▶ Exercise directions
Among the lines of the records below, copy those that hold the word "temperature".

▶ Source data
== == ==

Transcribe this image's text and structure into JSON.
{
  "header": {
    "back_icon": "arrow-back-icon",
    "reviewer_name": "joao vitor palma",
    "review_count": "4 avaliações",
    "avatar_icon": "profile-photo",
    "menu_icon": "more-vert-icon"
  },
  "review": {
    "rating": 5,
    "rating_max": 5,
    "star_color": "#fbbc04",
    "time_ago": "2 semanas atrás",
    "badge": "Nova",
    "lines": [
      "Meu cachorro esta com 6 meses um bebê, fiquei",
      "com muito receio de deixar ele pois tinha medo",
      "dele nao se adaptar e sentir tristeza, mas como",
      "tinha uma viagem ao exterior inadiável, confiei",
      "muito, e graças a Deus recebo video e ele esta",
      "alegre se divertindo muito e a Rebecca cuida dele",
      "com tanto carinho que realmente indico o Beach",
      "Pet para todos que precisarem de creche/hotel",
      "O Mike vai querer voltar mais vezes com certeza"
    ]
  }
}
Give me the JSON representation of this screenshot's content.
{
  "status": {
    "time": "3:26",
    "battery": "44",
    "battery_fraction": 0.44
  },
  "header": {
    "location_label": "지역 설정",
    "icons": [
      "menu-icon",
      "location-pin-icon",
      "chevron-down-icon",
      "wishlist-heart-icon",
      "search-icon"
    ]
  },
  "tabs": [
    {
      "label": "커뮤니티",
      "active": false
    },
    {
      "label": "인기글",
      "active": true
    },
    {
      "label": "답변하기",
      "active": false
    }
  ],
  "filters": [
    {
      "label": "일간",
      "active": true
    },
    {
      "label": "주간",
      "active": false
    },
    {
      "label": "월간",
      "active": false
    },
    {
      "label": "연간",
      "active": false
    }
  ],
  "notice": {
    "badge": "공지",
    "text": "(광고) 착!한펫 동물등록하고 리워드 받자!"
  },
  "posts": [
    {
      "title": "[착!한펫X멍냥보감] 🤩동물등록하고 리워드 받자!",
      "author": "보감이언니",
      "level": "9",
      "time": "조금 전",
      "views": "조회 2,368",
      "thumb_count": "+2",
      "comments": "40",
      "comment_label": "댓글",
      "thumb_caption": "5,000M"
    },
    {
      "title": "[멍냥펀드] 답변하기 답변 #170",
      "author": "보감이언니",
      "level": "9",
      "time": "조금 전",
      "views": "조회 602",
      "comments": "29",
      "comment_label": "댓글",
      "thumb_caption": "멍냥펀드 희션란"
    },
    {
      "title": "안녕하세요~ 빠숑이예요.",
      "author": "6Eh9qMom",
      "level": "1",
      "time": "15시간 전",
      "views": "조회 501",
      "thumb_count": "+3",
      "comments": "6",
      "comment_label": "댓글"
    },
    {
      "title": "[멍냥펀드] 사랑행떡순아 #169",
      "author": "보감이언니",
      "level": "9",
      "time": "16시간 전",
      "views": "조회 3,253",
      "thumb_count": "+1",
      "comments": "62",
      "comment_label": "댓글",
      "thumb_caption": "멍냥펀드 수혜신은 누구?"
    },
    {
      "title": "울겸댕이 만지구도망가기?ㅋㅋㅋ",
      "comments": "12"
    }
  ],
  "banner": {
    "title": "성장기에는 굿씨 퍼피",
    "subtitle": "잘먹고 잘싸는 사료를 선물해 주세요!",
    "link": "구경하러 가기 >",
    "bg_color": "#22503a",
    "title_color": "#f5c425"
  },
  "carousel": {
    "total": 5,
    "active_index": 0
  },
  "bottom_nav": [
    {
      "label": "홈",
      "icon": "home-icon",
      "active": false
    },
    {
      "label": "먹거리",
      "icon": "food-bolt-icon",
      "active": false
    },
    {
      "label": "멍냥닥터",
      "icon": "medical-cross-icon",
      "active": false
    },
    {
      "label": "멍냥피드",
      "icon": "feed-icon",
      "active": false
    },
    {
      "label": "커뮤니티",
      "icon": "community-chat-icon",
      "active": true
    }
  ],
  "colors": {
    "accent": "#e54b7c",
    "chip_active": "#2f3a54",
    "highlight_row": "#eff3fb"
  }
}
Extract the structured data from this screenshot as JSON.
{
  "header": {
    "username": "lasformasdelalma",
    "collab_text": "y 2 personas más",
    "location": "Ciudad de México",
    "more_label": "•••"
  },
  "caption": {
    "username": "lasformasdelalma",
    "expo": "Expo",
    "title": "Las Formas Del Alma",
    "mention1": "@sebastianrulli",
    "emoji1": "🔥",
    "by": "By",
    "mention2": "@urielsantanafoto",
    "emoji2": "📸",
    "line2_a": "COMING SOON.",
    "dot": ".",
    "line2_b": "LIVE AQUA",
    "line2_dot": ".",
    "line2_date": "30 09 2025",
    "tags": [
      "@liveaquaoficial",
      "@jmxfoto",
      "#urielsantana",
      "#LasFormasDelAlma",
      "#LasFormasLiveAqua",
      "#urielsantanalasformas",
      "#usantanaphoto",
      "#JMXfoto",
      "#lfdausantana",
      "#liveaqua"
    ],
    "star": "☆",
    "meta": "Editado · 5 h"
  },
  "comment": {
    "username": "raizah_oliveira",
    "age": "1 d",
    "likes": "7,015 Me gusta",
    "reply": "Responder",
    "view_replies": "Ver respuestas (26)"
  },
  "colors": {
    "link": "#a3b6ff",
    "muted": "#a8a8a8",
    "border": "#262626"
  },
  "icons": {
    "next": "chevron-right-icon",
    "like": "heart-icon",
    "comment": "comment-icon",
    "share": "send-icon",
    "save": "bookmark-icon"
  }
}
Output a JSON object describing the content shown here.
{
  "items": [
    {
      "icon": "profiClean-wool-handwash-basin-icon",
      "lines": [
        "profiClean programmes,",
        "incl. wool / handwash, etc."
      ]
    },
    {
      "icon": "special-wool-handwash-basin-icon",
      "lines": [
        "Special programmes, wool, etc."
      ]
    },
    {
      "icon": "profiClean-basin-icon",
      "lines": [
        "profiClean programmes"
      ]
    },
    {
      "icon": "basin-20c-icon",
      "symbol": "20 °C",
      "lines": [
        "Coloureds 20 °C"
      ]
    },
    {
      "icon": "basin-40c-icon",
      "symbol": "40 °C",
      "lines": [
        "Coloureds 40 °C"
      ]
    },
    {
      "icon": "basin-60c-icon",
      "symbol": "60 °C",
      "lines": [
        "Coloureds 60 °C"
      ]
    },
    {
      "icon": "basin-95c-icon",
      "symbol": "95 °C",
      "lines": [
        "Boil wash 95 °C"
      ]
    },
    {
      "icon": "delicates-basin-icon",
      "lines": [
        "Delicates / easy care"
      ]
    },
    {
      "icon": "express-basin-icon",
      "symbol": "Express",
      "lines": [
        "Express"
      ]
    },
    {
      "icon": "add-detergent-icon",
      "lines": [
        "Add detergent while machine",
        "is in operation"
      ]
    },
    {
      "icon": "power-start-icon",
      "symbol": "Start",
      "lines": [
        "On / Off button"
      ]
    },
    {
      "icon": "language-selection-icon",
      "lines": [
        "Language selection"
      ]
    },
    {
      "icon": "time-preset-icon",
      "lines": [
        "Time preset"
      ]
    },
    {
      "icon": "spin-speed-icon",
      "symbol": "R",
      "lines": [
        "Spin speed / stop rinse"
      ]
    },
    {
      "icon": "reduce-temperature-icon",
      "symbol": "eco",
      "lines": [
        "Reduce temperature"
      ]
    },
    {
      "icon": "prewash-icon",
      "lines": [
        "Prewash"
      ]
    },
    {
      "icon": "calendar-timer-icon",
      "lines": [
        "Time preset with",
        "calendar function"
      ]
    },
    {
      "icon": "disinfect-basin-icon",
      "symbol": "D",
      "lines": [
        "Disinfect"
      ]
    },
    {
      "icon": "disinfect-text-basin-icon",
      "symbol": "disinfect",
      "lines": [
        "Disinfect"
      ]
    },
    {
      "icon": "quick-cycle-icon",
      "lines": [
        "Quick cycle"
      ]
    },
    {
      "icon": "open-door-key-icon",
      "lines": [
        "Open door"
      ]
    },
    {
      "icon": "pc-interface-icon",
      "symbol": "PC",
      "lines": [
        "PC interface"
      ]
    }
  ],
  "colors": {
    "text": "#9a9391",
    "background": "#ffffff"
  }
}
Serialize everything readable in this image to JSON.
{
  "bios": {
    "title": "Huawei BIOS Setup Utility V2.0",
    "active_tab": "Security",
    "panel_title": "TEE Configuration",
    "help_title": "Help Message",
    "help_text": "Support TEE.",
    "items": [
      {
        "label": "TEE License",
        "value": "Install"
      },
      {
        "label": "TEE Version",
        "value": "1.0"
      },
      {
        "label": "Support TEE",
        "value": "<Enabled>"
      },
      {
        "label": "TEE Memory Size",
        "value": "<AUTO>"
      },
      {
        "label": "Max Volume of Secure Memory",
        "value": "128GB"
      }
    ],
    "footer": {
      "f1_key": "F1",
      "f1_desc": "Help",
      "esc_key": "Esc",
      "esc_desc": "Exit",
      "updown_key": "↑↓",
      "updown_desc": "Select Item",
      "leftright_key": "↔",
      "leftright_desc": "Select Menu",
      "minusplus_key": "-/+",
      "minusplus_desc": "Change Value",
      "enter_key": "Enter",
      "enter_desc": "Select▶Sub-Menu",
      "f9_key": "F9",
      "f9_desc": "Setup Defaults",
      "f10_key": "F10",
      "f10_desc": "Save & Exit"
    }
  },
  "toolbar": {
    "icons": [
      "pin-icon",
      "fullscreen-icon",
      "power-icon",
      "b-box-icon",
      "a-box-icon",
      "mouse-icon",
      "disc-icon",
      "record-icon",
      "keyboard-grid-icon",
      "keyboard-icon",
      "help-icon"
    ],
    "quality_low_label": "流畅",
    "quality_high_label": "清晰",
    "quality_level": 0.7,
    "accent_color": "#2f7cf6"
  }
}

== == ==

▶ Answer space
      "icon": "reduce-temperature-icon",
        "Reduce temperature"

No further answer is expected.